Why a seemingly run-of-the-mill announcement yesterday by Fed chairman Powell might signal a major turning point for the gold market. . . and perhaps ALL markets.
At the end of Fed chairman Jerome Powell’s opening statement for his press conference yesterday he dropped a major surprise on the markets that immediately sent the dollar and stocks tumbling and gold, silver and bonds vaulting higher. All the markets mentioned experienced sudden sharp reversals at the time of the “surprise.” Those trends have carried over to today’s market action.
To understand what caused such a strong reaction in the markets you have to go all the way back to 2009, the credit crisis and the launch of the quantitative easing program. That bail out of the commercial banks pushed more than $4 trillion of printing press money into the U.S. and global economy through Federal Reserve purchases of U.S. Treasuries and mortgage-backed securities. Those purchases left the commercial banks with a boatload of cash and the Federal Reserve with its largest balance sheet procurement in history. At the time, the standard analysis had been that the newly placed cash would migrate to the economy in the forms of commercial and consumer loans, push-up the money supply dramatically and launch a virulent inflation.
It never happened and here’s why:
Instead of leaving those reserves at the commercial banks, the Fed encouraged the commercial banks to redeposit that bailout capital at the central bank as what it called “excess reserves.” Up until Mr. Powell’s low-key reference to excess reserves at yesterday’s news conference, few people had ever heard of this little-known Federal Reserve balance sheet item, yet it consists of almost $1.9 trillion at present and peaked in 2014 at almost $2.7 trillion, and a large percentage of the original bail out. The Fed incentivized commercial banks to maintain those deposits by paying a rate of interest slightly higher than the Federal Funds rate, an advantage it kept in intact from 2009 until yesterday. To make a long and rather complicated story short, the “excess reserves” program in effect sterilized the bailout and kept it from igniting inflation.
All of that though may have changed with Mr. Powell’s low-key announcement yesterday, that the Federal Reserve would move the excess reserve deposit rate at a par with the fed funds rate – a policy that removes the long-standing rate advantage on excess reserves and, in effect, formally signals a deliberate desterilization process. That is why the Fed chairman’s seemingly innocuous statement yesterday caused such an immediate stir.

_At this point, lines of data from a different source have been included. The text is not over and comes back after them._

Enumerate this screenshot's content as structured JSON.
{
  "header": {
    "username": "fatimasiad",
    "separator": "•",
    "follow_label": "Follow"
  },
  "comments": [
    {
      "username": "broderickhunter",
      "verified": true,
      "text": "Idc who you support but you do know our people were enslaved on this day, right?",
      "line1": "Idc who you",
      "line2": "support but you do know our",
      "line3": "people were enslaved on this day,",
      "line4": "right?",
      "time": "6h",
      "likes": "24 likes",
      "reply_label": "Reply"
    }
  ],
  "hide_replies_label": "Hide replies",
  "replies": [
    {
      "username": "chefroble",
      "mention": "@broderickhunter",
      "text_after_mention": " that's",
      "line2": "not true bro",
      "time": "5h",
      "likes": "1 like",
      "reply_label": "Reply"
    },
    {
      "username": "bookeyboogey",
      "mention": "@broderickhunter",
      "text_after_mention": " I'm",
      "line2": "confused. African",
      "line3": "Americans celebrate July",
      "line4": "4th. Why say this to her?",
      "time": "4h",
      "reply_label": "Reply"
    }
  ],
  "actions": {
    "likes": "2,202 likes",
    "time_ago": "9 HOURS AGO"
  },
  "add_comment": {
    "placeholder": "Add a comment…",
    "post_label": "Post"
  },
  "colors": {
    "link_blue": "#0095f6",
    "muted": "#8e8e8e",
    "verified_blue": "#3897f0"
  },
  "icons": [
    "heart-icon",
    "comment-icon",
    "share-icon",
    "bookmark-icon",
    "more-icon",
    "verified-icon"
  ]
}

What he signaled is that the Federal Reserve is now interested in incentivizing the banks to take that capital back onto their own balance sheets as reserves so that they can be leveraged and loaned into the economy….